DVIs the Lord Among Us or Not?Exodus 17:1-7...because they tempted the Lord, saying, "Is the Lord among us or not?" —Exodus 17:7bHow free are we to believe that the Lord will look after our daily necessities (Mt 6:33-34)?
Or is our loyalty and love towards God tied to our dreams being fulfilled (Jas 4:3)?
Do we claim to know God and deem Him to have a high degree of friendship such that no matter what occurs, we will never distance ourselves from Him (1 Jn 2:4)?
The Israelites were a people who were enslaved with great burdens and oppressed on a daily basis. They had no hope until God through Moses delivered them from the hand of Pharaoh. Yet this greatest blessing they had received now seemed distant. They were now faced with thirst again. The first time they faced this situation, they had water that had been bitter and was made sweet (Ex 15:22-27). But now they did not even have bitter water at hand to quench their thirst.
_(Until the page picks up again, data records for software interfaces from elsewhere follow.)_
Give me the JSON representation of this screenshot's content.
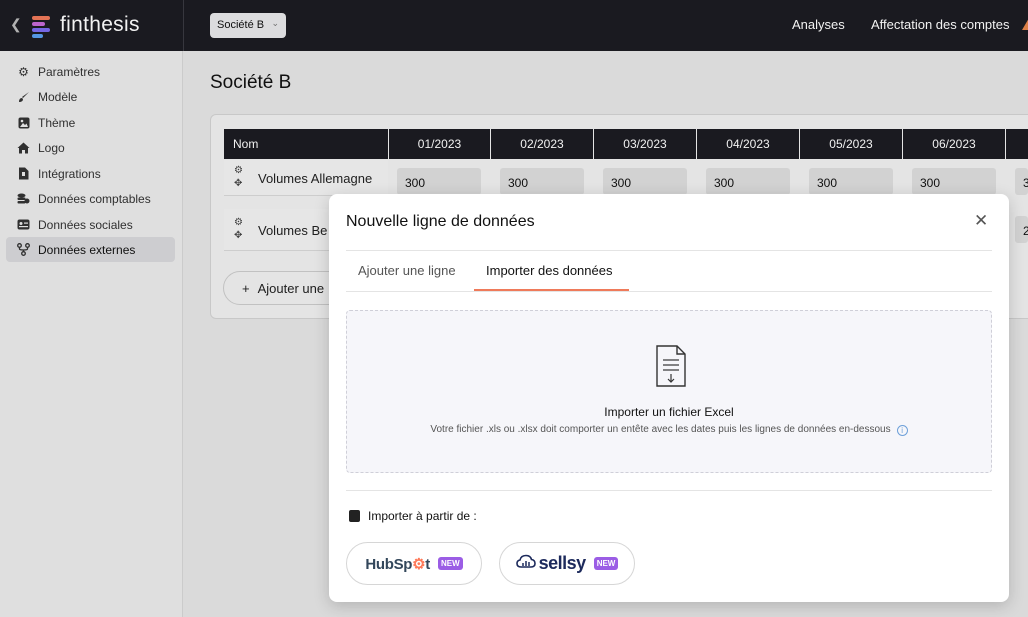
{
  "topbar": {
    "brand": "finthesis",
    "company_select": "Société B",
    "nav": [
      "Analyses",
      "Affectation des comptes"
    ]
  },
  "sidebar": {
    "items": [
      {
        "label": "Paramètres",
        "icon": "gear-icon"
      },
      {
        "label": "Modèle",
        "icon": "brush-icon"
      },
      {
        "label": "Thème",
        "icon": "image-icon"
      },
      {
        "label": "Logo",
        "icon": "home-icon"
      },
      {
        "label": "Intégrations",
        "icon": "plug-icon"
      },
      {
        "label": "Données comptables",
        "icon": "coins-icon"
      },
      {
        "label": "Données sociales",
        "icon": "id-card-icon"
      },
      {
        "label": "Données externes",
        "icon": "branch-icon",
        "active": true
      }
    ]
  },
  "main": {
    "title": "Société B",
    "table": {
      "name_header": "Nom",
      "months": [
        "01/2023",
        "02/2023",
        "03/2023",
        "04/2023",
        "05/2023",
        "06/2023"
      ],
      "rows": [
        {
          "name": "Volumes Allemagne",
          "values": [
            "300",
            "300",
            "300",
            "300",
            "300",
            "300"
          ],
          "next_partial": "3"
        },
        {
          "name": "Volumes Be",
          "next_partial": "2"
        }
      ]
    },
    "add_line_button": "Ajouter une"
  },
  "modal": {
    "title": "Nouvelle ligne de données",
    "tabs": [
      "Ajouter une ligne",
      "Importer des données"
    ],
    "active_tab": 1,
    "dropzone": {
      "title": "Importer un fichier Excel",
      "subtitle": "Votre fichier .xls ou .xlsx doit comporter un entête avec les dates puis les lignes de données en-dessous"
    },
    "import_from_label": "Importer à partir de :",
    "integrations": [
      {
        "name": "HubSpot",
        "badge": "NEW"
      },
      {
        "name": "sellsy",
        "badge": "NEW"
      }
    ]
  },
  "colors": {
    "topbar": "#1c1c22",
    "tab_underline": "#ef7a5a",
    "new_badge": "#9b5de5",
    "hubspot_orange": "#ff7a59",
    "hubspot_text": "#33475b",
    "sellsy_navy": "#1d2a5c"
  }
}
Have you ever experienced a hot summer’s day when you've walked around town for the day or had a game of football under the sun, and you feel really thirsty afterward? That was how everyone felt at that time. No wonder they wanted to stone Moses (Ex 17:4). When you feel that your body needs something, you want to gratify that desire as soon as possible. If you are hungry and you do not get food into your stomach, you start to become irritable. And that was how the Israelites felt.
The problem was they went so far as to tempt the Lord by asking, "Is the Lord among us or not?" (Ex 17:7). They completely upset the will of the Lord. They said to Moses, "Why is it you have brought us up out of Egypt, to kill us and our children and our livestock with thirst?" (Ex 17:3). Thus they complained to God indirectly. They knew it was God who brought them out of the land of Egypt and not Moses. In their hearts, they were dissatisfied with God. Their physical suffering changed their view on who God was. When things went their way, they followed quietly and obediently. When things did not go their way for a moment, they turned their hearts against God.
The price God's people had to pay for following Him out of Egypt was the comforts of life. They did not get things when they wanted it. They had to learn to trust in God. The Israelites could not deduce what kind of God had delivered them from the Egyptians. He who delivered them with such a mighty hand could and would give them their daily necessities. This God was the God of their forefather, Abraham. He was Jehovah-Jireh, "The Lord will provide" (Gen 22:14). Otherwise, how could God bring them out of oppression into the Promised Land (Ex 3:8)?